The 3,000sq ft Budgens has an aisle dedicated to fresh and chilled produce (the joint second most important categories, in Sarah’s view, after beers, wine and spirits), with a wider than normal selection of fruit varieties and fresh meat and fish.

Says Sarah: “We’ve had a much larger chilled section installed than needed right now because we believe it will be a core area by the time the store realises its full potential in three years. As a result, we’ve had a problem with wastage but Budgens has offered special deals on products to encourage customers to try them.”
Fresh products are delivered six days a week.

Sarah’s ‘all or nothing’ approach applies throughout the store. There is a large range of frozen products and four metres of greetings cards. “We’re trying to position ourselves as an alternative to supermarkets so we need to stock a comprehensive range of both major brands and own label. Frozen food isn’t flavour of the month but we still need the selection - you either do it or you don’t,” she says.

Then there are the added extras.

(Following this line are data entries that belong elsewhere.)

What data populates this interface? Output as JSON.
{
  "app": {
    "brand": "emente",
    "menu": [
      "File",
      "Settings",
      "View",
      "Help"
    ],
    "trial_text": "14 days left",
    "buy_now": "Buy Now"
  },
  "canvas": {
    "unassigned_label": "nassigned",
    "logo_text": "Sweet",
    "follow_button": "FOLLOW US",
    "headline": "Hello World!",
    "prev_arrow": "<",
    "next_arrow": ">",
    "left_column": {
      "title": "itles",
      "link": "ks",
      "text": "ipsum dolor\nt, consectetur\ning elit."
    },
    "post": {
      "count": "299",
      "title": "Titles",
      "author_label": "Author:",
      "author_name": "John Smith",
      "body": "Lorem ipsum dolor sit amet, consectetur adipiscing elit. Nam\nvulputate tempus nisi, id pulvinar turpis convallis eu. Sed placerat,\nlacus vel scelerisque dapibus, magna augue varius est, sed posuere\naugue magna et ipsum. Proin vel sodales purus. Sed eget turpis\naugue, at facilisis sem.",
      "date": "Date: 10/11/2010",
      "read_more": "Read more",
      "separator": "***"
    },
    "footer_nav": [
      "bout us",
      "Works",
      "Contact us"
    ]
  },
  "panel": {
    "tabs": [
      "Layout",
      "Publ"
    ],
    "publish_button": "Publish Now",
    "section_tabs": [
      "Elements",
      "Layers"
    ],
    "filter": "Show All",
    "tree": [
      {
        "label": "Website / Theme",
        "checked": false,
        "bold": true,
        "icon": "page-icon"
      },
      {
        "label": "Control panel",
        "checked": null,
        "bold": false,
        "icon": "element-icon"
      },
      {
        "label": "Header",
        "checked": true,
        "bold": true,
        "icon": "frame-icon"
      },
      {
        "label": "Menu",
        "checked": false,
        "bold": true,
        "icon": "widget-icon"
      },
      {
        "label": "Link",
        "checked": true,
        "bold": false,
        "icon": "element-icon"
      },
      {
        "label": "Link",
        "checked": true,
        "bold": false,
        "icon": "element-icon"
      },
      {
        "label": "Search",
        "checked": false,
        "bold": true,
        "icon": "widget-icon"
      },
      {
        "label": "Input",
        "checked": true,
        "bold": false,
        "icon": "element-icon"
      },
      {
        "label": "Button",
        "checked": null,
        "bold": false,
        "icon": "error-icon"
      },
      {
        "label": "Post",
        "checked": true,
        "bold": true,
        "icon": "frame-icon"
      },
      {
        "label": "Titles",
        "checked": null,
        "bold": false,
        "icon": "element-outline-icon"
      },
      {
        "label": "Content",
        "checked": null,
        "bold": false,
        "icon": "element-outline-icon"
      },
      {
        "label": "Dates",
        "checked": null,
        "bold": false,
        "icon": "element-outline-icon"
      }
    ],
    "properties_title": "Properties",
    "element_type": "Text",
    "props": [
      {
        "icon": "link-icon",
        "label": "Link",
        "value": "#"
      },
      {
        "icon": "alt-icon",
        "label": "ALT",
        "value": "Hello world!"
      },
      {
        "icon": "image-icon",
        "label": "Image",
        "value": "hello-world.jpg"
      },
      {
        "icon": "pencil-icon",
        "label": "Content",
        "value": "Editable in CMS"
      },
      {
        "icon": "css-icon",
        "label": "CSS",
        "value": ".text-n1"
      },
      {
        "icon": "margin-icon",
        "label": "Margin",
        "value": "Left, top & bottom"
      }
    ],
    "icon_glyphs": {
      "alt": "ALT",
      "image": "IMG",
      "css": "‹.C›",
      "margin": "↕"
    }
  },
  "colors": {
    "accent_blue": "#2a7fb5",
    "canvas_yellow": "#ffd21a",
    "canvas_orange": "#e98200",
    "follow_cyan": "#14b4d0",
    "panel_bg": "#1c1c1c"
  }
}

Flowers are an important fixture since both Sarah and Kim have expertise in this area, having previously run a nursery. Bouquets and wreaths can be made to order and fresh flowers are always on display, complemented by a range of plants and gardening accessories. Bouquets range from £12-£15, about £5 cheaper than at a florists, and delivery is free.

“Joining Interflora is an option we’re investigating for the future,” says Sarah.

Every possible sales and product placement techique is tried and tested: popcorn is nestled beside the DVD and video section; kids toys and wrapping paper are adjacent to the racks of greetings cards; large bulk bags of dog food and pet toys are available; and there is a wide selection on beers, wines and spirits - a large proportion of which are chilled. For customers organising large parties or events there is a returns policy so any unused outers of beer, for example, can be refunded, and the store also supplies free glasses.

Special offer beer is stacked high, mirroring the multiples’ strategy. There’s a photocopier, cash machine, coffee machine, PayPoint, lottery, dry cleaning, flowers and plants. “All that’s missing is vitamins, minerals, supplements and make-up. Hot food to go is also on the cards.”

Sarah says the family is looking for another store. “We now have the structure and depth of management to take on a new store. Hopefully, it will be local but we’re ready to look further afield.”

A home delivery service was launched in the store last year. An initial leaflet drop alerted locals to the service.

Orders are placed either by phone, email or through a shop and drop system. Delivery is free for customers living within a five-mile radius placing orders of £25 and over. The store has a Budgens branded chilled van that delivers daily, on request. Around 30 orders are placed a week.

Sarah says: “The service is not cost-effective yet but we need to go that extra mile to build a strong foundation. We deliver any time and use staff on duty to make the deliveries.”

Location: Stoke sub Hamdon, Somerset

Store size: 3,000sq ft

Weekly turnover: £27,000, expected to rise to £45-50,000

Bestsellers: beers, wines and spirits; chilled and fresh
Staff: 14 - four full-time

Opening hours: 7.30am-9pm Mon-Sat; 8.30am-9pm Sunday.

Average basket: £4.80

Parking: 11 spaces

Customer profile: Local residents; school children; passing trade

Busiest time: 5pm-7pm